◆ TASK GOAL
Check each line of the listing, and copy it if it contains the word "this".

◆ RECORDS FOR THE EXERCISE
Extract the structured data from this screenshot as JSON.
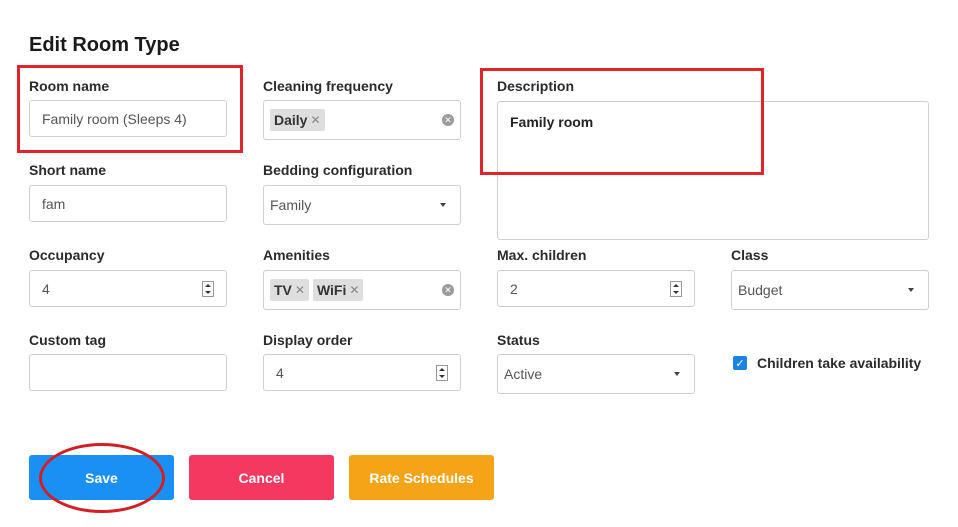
{
  "page": {
    "title": "Edit Room Type"
  },
  "form": {
    "room_name": {
      "label": "Room name",
      "value": "Family room (Sleeps 4)"
    },
    "short_name": {
      "label": "Short name",
      "value": "fam"
    },
    "occupancy": {
      "label": "Occupancy",
      "value": "4"
    },
    "custom_tag": {
      "label": "Custom tag",
      "value": ""
    },
    "cleaning_frequency": {
      "label": "Cleaning frequency",
      "tags": [
        "Daily"
      ]
    },
    "bedding_configuration": {
      "label": "Bedding configuration",
      "value": "Family"
    },
    "amenities": {
      "label": "Amenities",
      "tags": [
        "TV",
        "WiFi"
      ]
    },
    "display_order": {
      "label": "Display order",
      "value": "4"
    },
    "description": {
      "label": "Description",
      "value": "Family room"
    },
    "max_children": {
      "label": "Max. children",
      "value": "2"
    },
    "status": {
      "label": "Status",
      "value": "Active"
    },
    "class": {
      "label": "Class",
      "value": "Budget"
    },
    "children_take_availability": {
      "label": "Children take availability",
      "checked": true
    }
  },
  "buttons": {
    "save": {
      "label": "Save",
      "color": "#1a90f5"
    },
    "cancel": {
      "label": "Cancel",
      "color": "#f5385f"
    },
    "rate_schedules": {
      "label": "Rate Schedules",
      "color": "#f5a418"
    }
  },
  "annotation_color": "#e0242e"
}
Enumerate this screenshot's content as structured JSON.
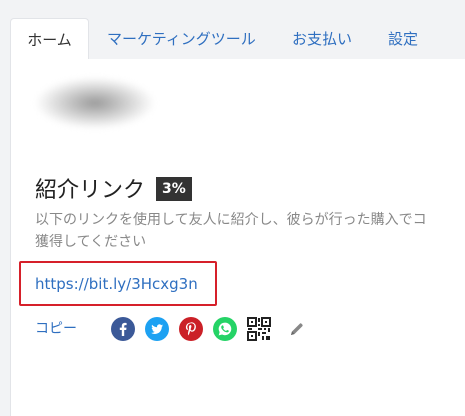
{
  "tabs": [
    {
      "label": "ホーム",
      "active": true
    },
    {
      "label": "マーケティングツール",
      "active": false
    },
    {
      "label": "お支払い",
      "active": false
    },
    {
      "label": "設定",
      "active": false
    }
  ],
  "referral": {
    "title": "紹介リンク",
    "percent": "3%",
    "description_line1": "以下のリンクを使用して友人に紹介し、彼らが行った購入でコ",
    "description_line2": "獲得してください",
    "link": "https://bit.ly/3Hcxg3n",
    "copy_label": "コピー"
  },
  "share_icons": [
    "facebook-icon",
    "twitter-icon",
    "pinterest-icon",
    "whatsapp-icon",
    "qr-code-icon",
    "edit-pencil-icon"
  ],
  "colors": {
    "accent_link": "#2f6fc0",
    "highlight_border": "#d6202a",
    "badge_bg": "#333333",
    "facebook": "#3b5998",
    "twitter": "#1da1f2",
    "pinterest": "#cb2027",
    "whatsapp": "#25d366"
  }
}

◆ ANSWER SECTION
Extract the structured data from this screenshot as JSON.
Enumerate this screenshot's content as structured JSON.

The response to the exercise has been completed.